Massive tax boycotts are the means by which citizens demonstrate their power over unpopular governments and unpopular economic and administrative policies. That moment is coming, and indeed must come. Now, this Buhari administration’s plan to raise VAT raises a number of questions and possibilities. First, President Buhari has not fully accounted to Nigerians how much Nigeria is currently getting in oil revenue, or has derived in oil revenue since 2015 when he became President and the putative Minister of Oil. Nigeria’s oil revenue receipts remain opaque.
Nigerians must refuse to pay this proposed VAT until this administration opens up the books and account to Nigerians how much in actual revenue the government gets from oil, and to what actual use it is being put.

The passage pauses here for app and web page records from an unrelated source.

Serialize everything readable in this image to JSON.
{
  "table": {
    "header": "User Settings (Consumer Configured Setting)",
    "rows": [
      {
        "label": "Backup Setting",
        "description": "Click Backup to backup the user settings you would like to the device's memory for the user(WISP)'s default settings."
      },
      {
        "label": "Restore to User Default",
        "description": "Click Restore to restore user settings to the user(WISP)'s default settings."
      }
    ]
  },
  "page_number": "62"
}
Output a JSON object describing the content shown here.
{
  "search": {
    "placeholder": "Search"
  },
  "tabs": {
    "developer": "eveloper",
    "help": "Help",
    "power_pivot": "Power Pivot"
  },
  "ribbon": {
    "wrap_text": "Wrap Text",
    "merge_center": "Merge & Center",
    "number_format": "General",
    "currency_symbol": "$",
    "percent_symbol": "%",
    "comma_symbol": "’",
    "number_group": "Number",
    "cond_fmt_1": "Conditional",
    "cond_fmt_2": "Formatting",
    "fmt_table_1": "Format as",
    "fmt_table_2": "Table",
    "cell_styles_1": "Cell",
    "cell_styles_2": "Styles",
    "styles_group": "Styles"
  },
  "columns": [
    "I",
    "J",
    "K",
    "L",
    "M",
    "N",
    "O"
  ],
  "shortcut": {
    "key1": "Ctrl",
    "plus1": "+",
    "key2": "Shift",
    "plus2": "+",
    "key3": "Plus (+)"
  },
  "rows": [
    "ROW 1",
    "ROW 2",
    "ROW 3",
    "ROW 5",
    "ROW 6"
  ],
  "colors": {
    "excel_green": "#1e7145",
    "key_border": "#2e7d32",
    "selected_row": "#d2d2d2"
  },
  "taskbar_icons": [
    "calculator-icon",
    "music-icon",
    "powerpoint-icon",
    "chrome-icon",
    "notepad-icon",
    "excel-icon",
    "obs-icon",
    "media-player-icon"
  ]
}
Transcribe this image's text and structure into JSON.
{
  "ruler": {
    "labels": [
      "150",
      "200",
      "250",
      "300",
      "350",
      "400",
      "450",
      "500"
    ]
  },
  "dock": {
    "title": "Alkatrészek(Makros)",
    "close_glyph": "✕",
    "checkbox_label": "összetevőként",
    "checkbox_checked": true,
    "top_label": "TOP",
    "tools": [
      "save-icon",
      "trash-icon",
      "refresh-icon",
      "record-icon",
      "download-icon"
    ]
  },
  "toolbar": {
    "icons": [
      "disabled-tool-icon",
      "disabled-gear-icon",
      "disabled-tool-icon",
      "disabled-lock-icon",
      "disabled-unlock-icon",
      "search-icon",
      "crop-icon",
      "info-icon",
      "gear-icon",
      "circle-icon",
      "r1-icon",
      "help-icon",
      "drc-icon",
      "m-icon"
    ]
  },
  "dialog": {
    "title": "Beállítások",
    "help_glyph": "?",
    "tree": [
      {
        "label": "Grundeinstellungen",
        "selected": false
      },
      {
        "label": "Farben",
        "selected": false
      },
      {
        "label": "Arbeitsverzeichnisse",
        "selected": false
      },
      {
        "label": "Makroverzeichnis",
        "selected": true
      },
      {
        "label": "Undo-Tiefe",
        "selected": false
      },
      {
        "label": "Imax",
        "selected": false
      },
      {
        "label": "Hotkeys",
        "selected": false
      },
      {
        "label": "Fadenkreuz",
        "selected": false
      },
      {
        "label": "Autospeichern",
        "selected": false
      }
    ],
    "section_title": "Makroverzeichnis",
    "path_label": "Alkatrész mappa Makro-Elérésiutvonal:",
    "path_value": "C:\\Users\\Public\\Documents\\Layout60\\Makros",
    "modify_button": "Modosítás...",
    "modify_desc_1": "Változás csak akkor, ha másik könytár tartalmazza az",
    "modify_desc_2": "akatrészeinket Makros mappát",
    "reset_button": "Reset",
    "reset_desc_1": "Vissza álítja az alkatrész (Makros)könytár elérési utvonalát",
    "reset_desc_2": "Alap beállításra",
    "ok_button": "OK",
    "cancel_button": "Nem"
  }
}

Nigerians do not see any public infrastructural impact made by the Buhari administration since 2015. State governments have become practically bankrupt, but doing what? Public services are still primitive. There is the black hole called “Security Votes.” What exactly do the various governors do with “Security Vote?”
Every year, the federal and state legislatures allot money for police, military, and other National Security Services. Yet the President and the State governors appropriate money illegally from the treasury, unbudgeted, unallocated, and unappropriated by the legislature to their own uses, no questions asked. Dr. Kayode Fayemi has offered a very lame defence of this very illegal and unconstitutional appropriation of state resources, claiming it is legal. It is not legal if there is no oversight by the legislature which is the only constitutional body empowered to approve any money spent by the executive, and which is constitutionally required at every legislative session to scrutinize the public account and verify that all allocations are spent as mandated by the financial laws passed each year.
It is the failure of the various parliaments that have led to the corrupt misuse and misapplication of public funds, and thus the decay of the public system. But if people ask questions about their taxes, governments will stop treating public money as if it were private money. Presidents and Governors will stop privatizing public funds without consequence.
Indeed, the public itself may rise to demand full accounting of the tax paid. And that is the problem: as the columnist Farooq Kperogi very aptly discerned it, Nigerians expect providence to order their lives perfectly without their intervention. It is called the “cargo cult” mentality. Ayi Kwei Armah explored this in in his novel, Why are We So Blest. Nigerians expect things to change, but they are not yet angry enough.
Perhaps this raise in VAT might finally bring out the beast in us. I say then to Nigerians who should be outraged by the salaries of the president, the Vice president and the Senators and Members of the various Houses, boycott all the services where you pay VAT, until this government accounts to you. Resist this attempt to make you tax slaves.